2:11 So let's play around just a moment and see how that goes.
2:15 If we look at the feed
2:16 we can say it's what's called a dictionary
2:18 we can get the items.
2:20 Let's see what that is.
2:23 Okay, there they are.
2:24 There's actually a whole bunch
2:26 so let's not get all of them.
2:27 Let's just get one.
2:30 That's cool, now here it is.
2:31 And notice it has a summary
2:34 and a little bit farther down
2:35 woo, this is a mess
2:36 somewhere it has a description.
2:38 I can't quite see it
2:39 but if we just come up here and say get description
2:44 there we go.
2:46 So what we need to do is go through all the items
2:48 and get out this description thing
2:49 and then it's HTML.
2:51 We're going to go through and we're going to find

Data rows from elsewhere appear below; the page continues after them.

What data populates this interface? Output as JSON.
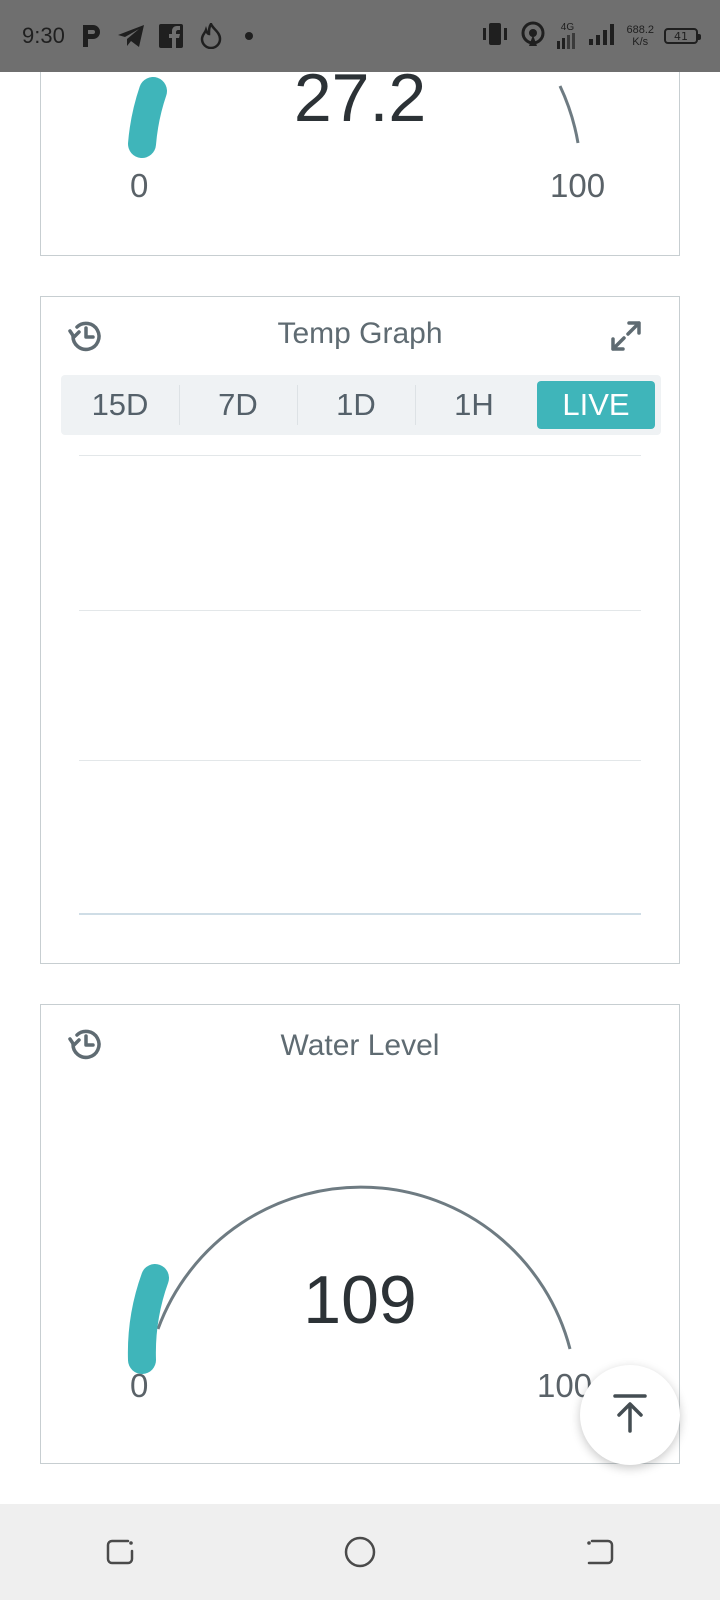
{
  "status_bar": {
    "time": "9:30",
    "network_speed": "688.2",
    "network_speed_unit": "K/s",
    "network_type": "4G",
    "battery_level": "41",
    "icons": [
      "p-icon",
      "telegram-icon",
      "facebook-icon",
      "fire-icon",
      "dot-icon",
      "vibrate-icon",
      "hotspot-icon",
      "4g-icon",
      "signal-icon",
      "battery-icon"
    ]
  },
  "temperature_gauge": {
    "value": "27.2",
    "min": "0",
    "max": "100",
    "level_fraction": 0.272
  },
  "temp_graph": {
    "title": "Temp Graph",
    "ranges": [
      "15D",
      "7D",
      "1D",
      "1H",
      "LIVE"
    ],
    "active_range": "LIVE"
  },
  "water_level": {
    "title": "Water Level",
    "value": "109",
    "min": "0",
    "max": "100",
    "max_visible": "10"
  },
  "colors": {
    "accent": "#3fb5ba",
    "gauge_track": "#6e7b82",
    "status_bar": "#6f6f6f",
    "nav_bar": "#efefef"
  },
  "navigation": {
    "buttons": [
      "recent-apps",
      "home",
      "back"
    ]
  }
}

2:52 this hyperlink
2:53 and then we're going to convert that out
2:55 to get the domain, and then we're going to graph it.
2:57 It sounds like really a complicated problem
3:00 but inspired by this
3:02 these two steps already got us
3:04 downloading and parsing to understand that.
3:07 You can bet that we can take these steps quite
3:10 they're going to be big and useful steps
3:12 right along the way. So notice how I wasn't sure what I was doing
3:14 so I just explored it
3:16 and now I can say the descriptions are
3:18 and we can use this cool little expression here.
3:20 We can say item, not get, description.
3:26 Or item, n, feed.get, items.
3:32 And we can just print.
3:34 We found some number of descriptions.
3:35 Let's run this. Damn, look at that.
3:38 How cool is this? We found 157 descriptions
3:42 so what we have is a list or an array
3:45 full of each description.
3:46 We can go through those descriptions
3:48 and pull out those things.
3:50 So this is how we're going to get started.
3:52 We're going to go through
3:53 and we've already gone downloaded the data
3:56 converted it from xml to something we can work with
3:58 and now we've converted it to a whole bunch of strings
4:01 and the question is now
4:03 'cause these are pretty complicated
4:05 what do we do with this?
4:10 With all this HTML goo.
4:11 It turns out, like I said
4:13 Python's pretty awesome at handling it
4:14 but we're making our steps right down the way here.
4:17 Very, very cool.